The Barred owl (Strix varia) is more often heard than seen. Its loud call is said to be asking Who-cooks-for-you, who-cooks-for-you-all.
It usually spends its day in a thick grove of trees in a low, wet forest, and is seen only by those who deliberately seek it out. The search is worth the effort, however, for this owl has beautiful "barred" plumage, or feathers, with black and white stripes. The barred owl is one of the most common species of owl in North America east of the Rocky Mountains.
The Barred owl prefers extensive mature deciduous forests, such as river bottomlands, northern hardwoods, and oak-hickory forests, but is also found in mixed conifer-deciduous forests and less commonly in spruce-fir forests of Vermont. It may hunt at night over meadows or within the forest interior.
Its preferred nesting site is the hollow of a tree but it will frequently use abandoned hawk, squirrel, and crow nests. Typically, this monogamous bird will use the same nest site year after year.
The Barred owl is a nocturnal, but is often seen or heard during the day, especially on winter afternoons or when skies are overcast. During the day, the barred owl roosts in shady mature forests, usually on a limb next to the trunk of a tree. During hot weather, it can often be found in the upper part of a large white pine tree where there is a breeze that helps keep them cool.
During cold wintry weather it usually roosts lower in the canopy where the vegetation is denser and the wind is not as strong.
The Barred owl is often mobbed by other birds while on its roost, particularly by crows, Blue Jays and American Robins, and a keen observer can locate an owl roost by being aware of this mobbing while out in the woods.
Using natural cavities 20-40 feet high in a large tree, stick platform nests created by other animals, or nest boxes, Barred owls lay one to five eggs. The incubation period is about 28-33 days, and the chicks hatch helpless with closed eyes and covered in white downy feathers.
The Barred owl is a bird of prey and catches food with its sharp talons and hooked beak. It is nocturnal, active mainly at night, but will feed during the day if necessary.
It has a varied diet, which includes small mammals, birds, reptiles, amphibians, fish and invertebrates. The Barred owl is undoubtedly an opportunistic feeder, taking whatever is available.
The Barred owl typically hunts for its prey while sitting on a perch. Like many other owls, it swallows its prey whole and then, when at a more sheltered location, regurgitates the indigestible materials, such as bones and fur, in the form of pellets.
An owl will often use the same perch for feeding, which can be easily identified by the collection of pellets on the ground below.
Today the most serious threats to Barred owls in Vermont include the loss of habitat from housing development, recreation development in areas where Barred owls breed, and forest management that doesn't consider including mature forest as a benefit for wildlife habitat.

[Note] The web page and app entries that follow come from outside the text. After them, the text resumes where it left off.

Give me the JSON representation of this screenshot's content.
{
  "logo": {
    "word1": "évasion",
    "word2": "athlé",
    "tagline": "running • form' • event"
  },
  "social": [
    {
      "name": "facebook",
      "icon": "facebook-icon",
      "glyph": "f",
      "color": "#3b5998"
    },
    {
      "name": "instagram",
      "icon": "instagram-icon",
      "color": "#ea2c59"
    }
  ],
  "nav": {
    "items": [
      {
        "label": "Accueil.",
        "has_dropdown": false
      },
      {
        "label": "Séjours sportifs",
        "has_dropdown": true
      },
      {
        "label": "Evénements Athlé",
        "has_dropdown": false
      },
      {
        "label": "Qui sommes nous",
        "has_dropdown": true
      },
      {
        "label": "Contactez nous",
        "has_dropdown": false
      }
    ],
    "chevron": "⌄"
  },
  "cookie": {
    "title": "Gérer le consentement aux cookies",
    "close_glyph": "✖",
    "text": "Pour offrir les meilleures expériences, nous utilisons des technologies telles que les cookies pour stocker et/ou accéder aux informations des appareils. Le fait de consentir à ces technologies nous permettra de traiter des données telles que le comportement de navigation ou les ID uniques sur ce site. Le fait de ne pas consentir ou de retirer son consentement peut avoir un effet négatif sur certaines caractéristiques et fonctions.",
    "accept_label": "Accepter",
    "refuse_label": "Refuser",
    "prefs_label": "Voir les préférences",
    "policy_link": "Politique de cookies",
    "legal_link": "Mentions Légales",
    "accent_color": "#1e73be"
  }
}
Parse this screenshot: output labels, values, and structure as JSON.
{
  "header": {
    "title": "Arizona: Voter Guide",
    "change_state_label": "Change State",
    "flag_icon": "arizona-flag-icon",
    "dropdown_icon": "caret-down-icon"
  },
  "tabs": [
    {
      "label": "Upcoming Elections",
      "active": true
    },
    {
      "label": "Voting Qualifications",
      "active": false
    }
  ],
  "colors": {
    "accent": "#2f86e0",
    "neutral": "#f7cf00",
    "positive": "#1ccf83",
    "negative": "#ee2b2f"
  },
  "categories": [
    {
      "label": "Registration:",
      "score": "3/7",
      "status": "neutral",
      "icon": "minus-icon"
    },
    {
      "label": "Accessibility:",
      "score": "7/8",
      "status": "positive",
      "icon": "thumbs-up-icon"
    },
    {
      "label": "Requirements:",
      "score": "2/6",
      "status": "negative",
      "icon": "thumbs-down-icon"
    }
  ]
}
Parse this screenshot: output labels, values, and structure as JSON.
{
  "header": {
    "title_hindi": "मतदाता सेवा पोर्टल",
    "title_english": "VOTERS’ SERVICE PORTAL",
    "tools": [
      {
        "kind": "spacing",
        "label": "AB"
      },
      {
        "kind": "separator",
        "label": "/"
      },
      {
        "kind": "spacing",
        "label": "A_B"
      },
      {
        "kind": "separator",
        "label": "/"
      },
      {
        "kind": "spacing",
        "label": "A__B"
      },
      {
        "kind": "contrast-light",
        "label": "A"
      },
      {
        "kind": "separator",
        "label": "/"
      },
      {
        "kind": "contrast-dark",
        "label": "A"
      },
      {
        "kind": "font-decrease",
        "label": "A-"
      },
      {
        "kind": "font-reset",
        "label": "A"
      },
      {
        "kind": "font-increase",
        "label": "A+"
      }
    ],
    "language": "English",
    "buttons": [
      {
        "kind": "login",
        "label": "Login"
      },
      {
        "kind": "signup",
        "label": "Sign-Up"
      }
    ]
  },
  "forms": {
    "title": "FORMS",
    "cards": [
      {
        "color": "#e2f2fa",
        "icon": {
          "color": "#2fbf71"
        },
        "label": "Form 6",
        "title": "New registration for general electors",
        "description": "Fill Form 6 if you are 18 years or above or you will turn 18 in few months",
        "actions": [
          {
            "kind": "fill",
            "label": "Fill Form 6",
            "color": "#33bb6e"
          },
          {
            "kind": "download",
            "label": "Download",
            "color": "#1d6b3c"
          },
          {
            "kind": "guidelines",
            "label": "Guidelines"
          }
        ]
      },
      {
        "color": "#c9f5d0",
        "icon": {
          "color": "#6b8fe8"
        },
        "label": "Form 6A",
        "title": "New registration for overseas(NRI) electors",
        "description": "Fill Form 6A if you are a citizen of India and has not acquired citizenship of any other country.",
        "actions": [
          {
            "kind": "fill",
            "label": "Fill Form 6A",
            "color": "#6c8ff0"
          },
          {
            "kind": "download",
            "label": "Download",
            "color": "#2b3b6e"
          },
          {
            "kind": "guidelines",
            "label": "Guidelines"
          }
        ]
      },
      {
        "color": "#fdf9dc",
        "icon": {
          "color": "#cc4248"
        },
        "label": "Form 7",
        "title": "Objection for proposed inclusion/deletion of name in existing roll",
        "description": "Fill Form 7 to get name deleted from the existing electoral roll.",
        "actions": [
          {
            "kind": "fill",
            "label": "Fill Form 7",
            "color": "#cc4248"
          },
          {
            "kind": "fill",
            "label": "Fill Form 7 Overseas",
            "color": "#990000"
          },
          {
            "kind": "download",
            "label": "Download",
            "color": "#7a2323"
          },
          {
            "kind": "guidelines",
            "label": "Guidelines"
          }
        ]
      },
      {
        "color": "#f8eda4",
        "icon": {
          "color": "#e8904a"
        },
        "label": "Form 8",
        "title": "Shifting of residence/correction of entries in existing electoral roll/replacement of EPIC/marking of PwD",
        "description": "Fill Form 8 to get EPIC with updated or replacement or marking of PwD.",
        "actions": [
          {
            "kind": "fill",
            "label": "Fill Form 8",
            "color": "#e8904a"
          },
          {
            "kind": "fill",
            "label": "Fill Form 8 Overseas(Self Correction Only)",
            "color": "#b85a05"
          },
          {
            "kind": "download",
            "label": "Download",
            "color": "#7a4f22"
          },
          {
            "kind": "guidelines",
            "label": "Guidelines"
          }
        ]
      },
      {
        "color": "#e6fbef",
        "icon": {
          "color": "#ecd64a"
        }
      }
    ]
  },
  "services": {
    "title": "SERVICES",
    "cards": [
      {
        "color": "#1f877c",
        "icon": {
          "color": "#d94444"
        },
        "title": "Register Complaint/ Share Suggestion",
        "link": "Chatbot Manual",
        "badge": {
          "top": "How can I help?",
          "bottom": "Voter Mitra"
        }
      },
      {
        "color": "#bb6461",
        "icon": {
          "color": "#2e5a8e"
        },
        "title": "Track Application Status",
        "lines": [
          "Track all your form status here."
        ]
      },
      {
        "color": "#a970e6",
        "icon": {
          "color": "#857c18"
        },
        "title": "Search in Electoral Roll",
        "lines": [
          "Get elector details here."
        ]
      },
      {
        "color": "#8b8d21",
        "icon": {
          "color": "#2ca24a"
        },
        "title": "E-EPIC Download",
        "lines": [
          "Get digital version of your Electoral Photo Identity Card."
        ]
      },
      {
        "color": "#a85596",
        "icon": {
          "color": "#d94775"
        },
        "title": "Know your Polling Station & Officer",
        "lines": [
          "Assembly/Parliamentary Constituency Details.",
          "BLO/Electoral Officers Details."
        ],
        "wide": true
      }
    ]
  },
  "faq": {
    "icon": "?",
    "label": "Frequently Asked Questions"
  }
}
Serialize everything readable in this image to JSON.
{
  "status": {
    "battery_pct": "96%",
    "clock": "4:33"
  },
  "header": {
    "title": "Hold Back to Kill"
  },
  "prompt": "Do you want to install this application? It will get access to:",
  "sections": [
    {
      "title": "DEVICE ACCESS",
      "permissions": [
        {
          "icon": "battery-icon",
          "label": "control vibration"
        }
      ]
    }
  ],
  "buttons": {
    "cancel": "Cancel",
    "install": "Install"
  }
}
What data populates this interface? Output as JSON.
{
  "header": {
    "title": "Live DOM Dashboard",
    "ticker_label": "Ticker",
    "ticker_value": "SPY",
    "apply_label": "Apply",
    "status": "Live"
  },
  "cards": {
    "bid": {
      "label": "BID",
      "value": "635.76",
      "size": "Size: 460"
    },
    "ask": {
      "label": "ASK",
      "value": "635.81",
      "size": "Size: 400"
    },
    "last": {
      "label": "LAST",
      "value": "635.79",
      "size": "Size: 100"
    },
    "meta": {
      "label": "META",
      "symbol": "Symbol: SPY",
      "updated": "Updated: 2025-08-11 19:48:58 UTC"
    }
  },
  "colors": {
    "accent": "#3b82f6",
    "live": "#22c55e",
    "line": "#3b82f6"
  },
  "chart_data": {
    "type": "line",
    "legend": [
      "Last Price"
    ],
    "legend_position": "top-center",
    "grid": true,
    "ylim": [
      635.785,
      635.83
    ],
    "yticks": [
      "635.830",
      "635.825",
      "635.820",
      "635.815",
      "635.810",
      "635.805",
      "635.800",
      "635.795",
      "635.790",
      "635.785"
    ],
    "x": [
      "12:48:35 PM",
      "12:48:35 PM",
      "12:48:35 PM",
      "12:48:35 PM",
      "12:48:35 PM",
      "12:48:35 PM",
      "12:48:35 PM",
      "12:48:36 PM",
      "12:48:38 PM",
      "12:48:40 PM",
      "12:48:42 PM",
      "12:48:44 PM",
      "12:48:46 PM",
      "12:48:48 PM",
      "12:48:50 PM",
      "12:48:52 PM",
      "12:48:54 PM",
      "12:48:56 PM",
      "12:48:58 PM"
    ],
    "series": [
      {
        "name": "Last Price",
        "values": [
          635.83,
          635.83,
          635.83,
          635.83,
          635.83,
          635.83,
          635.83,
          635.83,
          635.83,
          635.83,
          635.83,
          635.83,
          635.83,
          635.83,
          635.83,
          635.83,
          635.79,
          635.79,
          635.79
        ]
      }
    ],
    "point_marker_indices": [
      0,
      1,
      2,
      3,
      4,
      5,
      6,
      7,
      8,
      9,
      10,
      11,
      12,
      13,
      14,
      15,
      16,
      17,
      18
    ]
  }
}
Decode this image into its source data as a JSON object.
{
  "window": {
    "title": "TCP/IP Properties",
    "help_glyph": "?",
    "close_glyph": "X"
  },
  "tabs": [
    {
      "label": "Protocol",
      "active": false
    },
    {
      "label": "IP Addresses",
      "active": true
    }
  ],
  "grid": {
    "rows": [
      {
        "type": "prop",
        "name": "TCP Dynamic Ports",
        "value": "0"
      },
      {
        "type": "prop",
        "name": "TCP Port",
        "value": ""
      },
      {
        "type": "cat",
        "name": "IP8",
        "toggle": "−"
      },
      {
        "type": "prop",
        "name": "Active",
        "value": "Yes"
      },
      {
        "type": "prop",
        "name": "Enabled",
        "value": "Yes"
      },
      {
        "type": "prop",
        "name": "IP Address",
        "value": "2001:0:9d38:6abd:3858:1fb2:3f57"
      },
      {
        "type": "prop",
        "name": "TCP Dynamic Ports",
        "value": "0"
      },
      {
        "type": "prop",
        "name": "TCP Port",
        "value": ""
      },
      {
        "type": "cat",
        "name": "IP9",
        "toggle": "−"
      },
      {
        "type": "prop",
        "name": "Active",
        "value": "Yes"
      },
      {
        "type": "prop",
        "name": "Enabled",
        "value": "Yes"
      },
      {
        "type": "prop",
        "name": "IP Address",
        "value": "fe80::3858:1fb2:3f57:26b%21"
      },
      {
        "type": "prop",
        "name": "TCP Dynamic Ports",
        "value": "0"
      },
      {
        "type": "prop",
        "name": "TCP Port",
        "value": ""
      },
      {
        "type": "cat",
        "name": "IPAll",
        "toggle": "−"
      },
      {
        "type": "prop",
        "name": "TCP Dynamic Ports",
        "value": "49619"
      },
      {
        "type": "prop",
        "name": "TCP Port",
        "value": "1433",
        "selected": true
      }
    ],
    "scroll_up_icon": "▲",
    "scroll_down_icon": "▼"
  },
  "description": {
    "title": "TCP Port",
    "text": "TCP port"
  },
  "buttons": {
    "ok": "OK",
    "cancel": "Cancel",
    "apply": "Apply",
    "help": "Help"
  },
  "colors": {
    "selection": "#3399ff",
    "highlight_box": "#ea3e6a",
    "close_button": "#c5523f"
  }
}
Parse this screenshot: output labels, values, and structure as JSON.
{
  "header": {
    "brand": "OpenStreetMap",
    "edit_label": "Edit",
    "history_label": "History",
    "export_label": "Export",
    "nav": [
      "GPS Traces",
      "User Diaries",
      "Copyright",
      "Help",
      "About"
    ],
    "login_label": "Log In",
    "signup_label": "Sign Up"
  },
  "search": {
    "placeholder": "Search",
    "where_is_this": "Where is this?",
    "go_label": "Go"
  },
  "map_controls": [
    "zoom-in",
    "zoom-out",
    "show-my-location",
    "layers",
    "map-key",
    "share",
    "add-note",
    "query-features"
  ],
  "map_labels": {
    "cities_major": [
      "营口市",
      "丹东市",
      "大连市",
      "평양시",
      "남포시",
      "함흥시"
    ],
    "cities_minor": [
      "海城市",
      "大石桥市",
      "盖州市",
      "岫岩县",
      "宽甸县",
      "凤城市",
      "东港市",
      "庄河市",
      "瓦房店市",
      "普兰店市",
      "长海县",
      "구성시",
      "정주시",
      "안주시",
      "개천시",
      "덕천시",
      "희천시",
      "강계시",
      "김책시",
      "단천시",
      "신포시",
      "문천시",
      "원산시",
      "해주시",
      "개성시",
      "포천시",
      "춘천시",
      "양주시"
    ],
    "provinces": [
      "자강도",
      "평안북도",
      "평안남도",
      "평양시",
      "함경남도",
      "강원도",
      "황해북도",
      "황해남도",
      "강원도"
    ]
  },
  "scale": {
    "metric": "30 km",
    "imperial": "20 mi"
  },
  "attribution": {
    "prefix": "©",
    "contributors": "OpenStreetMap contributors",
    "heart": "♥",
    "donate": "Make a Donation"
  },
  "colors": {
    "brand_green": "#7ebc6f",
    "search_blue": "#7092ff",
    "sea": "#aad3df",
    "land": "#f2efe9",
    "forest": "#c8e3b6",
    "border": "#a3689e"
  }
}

Roads are also a serious problem because Barred owls are attracted to grassy roadsides, which harbor rodents. Many owls are killed each year in automobile collisions.
As Barred owls are cavity nesters, they have been known to use human made nest boxes for laying and hatching their eggs. The Eastern Screech and Barn are two other owl species in North America that can be attracted to and will use nest boxes.
Current Barred owl populations within Vermont are stable. There is no active plan designed for these owls, but continued monitoring is conducted to ensure that their population remains healthy and abundant in Vermont.